If you see these symptoms, note that there are no fungicides that can be applied at this time. The best treatment is a single application of a fixed copper applied at leaf fall.
For now, maintain tree vigor of infested trees by thinning more fruit than normal, reducing drought stress with irrigation (if soils ever dry up), and apply extra nitrogen fertilizer.
Click here for information on degree days.
March 1-May 31
The table below shows two options for the first spray of the first generation. Option A may provide a slight cost savings, and can be repeated at the beginning of the second generation. It uses horticultural oil (1%) to target eggs before they have started to hatch. The second spray will then be about 7-12 days later, and will coincide with the period when eggs would normally be rapidly hatching. Option B is the traditional date to start sprays--when the eggs start hatching.

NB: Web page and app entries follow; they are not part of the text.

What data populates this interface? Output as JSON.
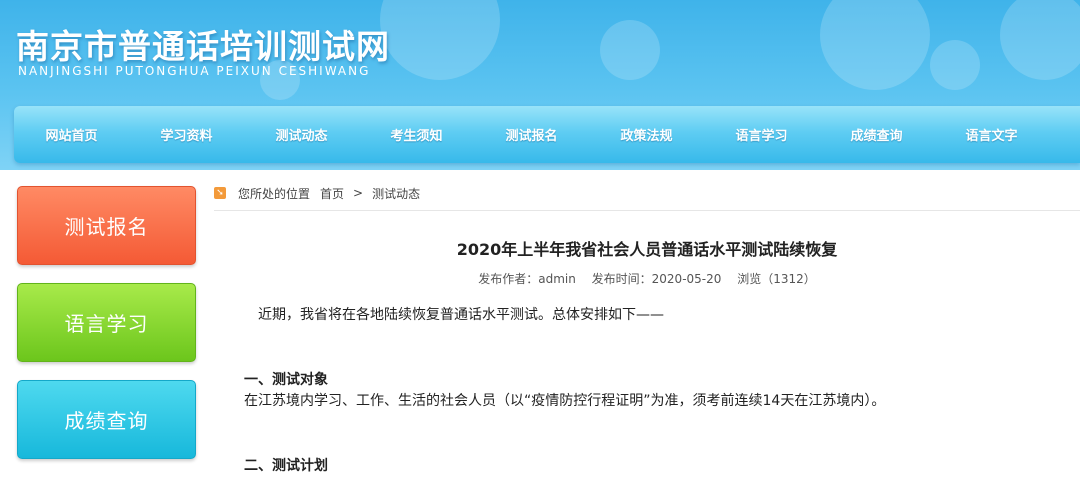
{
  "header": {
    "title": "南京市普通话培训测试网",
    "subtitle": "NANJINGSHI PUTONGHUA PEIXUN CESHIWANG"
  },
  "nav": {
    "items": [
      "网站首页",
      "学习资料",
      "测试动态",
      "考生须知",
      "测试报名",
      "政策法规",
      "语言学习",
      "成绩查询",
      "语言文字"
    ]
  },
  "sidebar": {
    "buttons": [
      {
        "label": "测试报名",
        "color": "#f45a35"
      },
      {
        "label": "语言学习",
        "color": "#6cc61c"
      },
      {
        "label": "成绩查询",
        "color": "#17b8db"
      }
    ]
  },
  "breadcrumb": {
    "prefix": "您所处的位置",
    "home": "首页",
    "separator": ">",
    "current": "测试动态"
  },
  "article": {
    "title": "2020年上半年我省社会人员普通话水平测试陆续恢复",
    "author": "发布作者：admin",
    "date": "发布时间：2020-05-20",
    "views": "浏览（1312）",
    "intro": "近期，我省将在各地陆续恢复普通话水平测试。总体安排如下——",
    "section1_heading": "一、测试对象",
    "section1_text": "在江苏境内学习、工作、生活的社会人员（以“疫情防控行程证明”为准，须考前连续14天在江苏境内）。",
    "section2_heading": "二、测试计划"
  }
}
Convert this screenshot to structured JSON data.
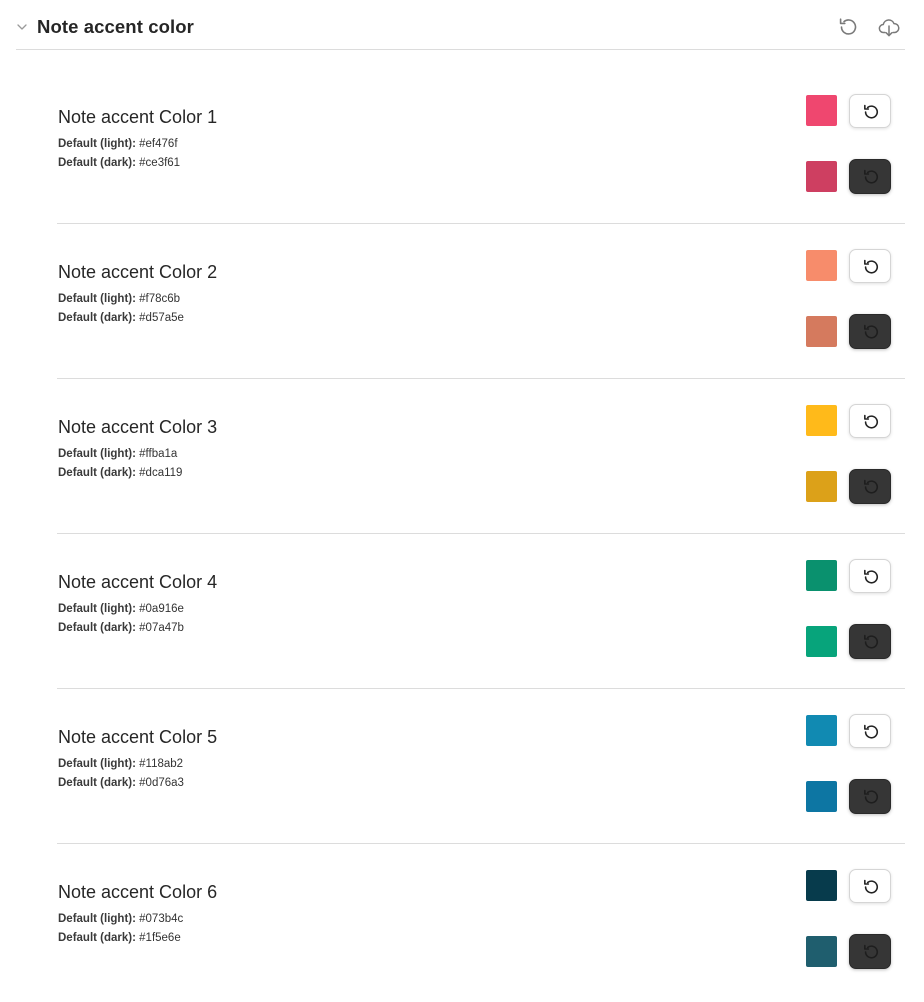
{
  "section": {
    "title": "Note accent color"
  },
  "defaults": {
    "light_label": "Default (light):",
    "dark_label": "Default (dark):"
  },
  "settings": [
    {
      "title": "Note accent Color 1",
      "default_light": "#ef476f",
      "default_dark": "#ce3f61",
      "swatch_light": "#ef476f",
      "swatch_dark": "#ce3f61"
    },
    {
      "title": "Note accent Color 2",
      "default_light": "#f78c6b",
      "default_dark": "#d57a5e",
      "swatch_light": "#f78c6b",
      "swatch_dark": "#d57a5e"
    },
    {
      "title": "Note accent Color 3",
      "default_light": "#ffba1a",
      "default_dark": "#dca119",
      "swatch_light": "#ffba1a",
      "swatch_dark": "#dca119"
    },
    {
      "title": "Note accent Color 4",
      "default_light": "#0a916e",
      "default_dark": "#07a47b",
      "swatch_light": "#0a916e",
      "swatch_dark": "#07a47b"
    },
    {
      "title": "Note accent Color 5",
      "default_light": "#118ab2",
      "default_dark": "#0d76a3",
      "swatch_light": "#118ab2",
      "swatch_dark": "#0d76a3"
    },
    {
      "title": "Note accent Color 6",
      "default_light": "#073b4c",
      "default_dark": "#1f5e6e",
      "swatch_light": "#073b4c",
      "swatch_dark": "#1f5e6e"
    }
  ],
  "icons": {
    "collapse": "chevron-down-icon",
    "header_reset": "reset-icon",
    "header_export": "cloud-download-icon",
    "row_reset": "reset-icon"
  },
  "colors": {
    "reset_button_dark_bg": "#363636",
    "divider": "#dcdcdc"
  }
}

Good residue (insecticide) coverage is important at this timing. After the first insecticide spray has been applied, continue to apply your chosen material(s) at the interval provided on the label.
The options provided below are not all-inclusive and are not endorsements of USU. Please check the label before mixing.
Note that these treatments are only recommended if you know you have the particular pest in your trees.
Precautionary Statement: Utah State University Extension and its employees are not responsible for the use, misuse, or damage caused by application or misapplication of products or information mentioned in this document. All pesticides are labeled with ingredients, instructions, and risks. The pesticide applicator is legally responsible for proper use. USU makes no endorsement of the products listed herein.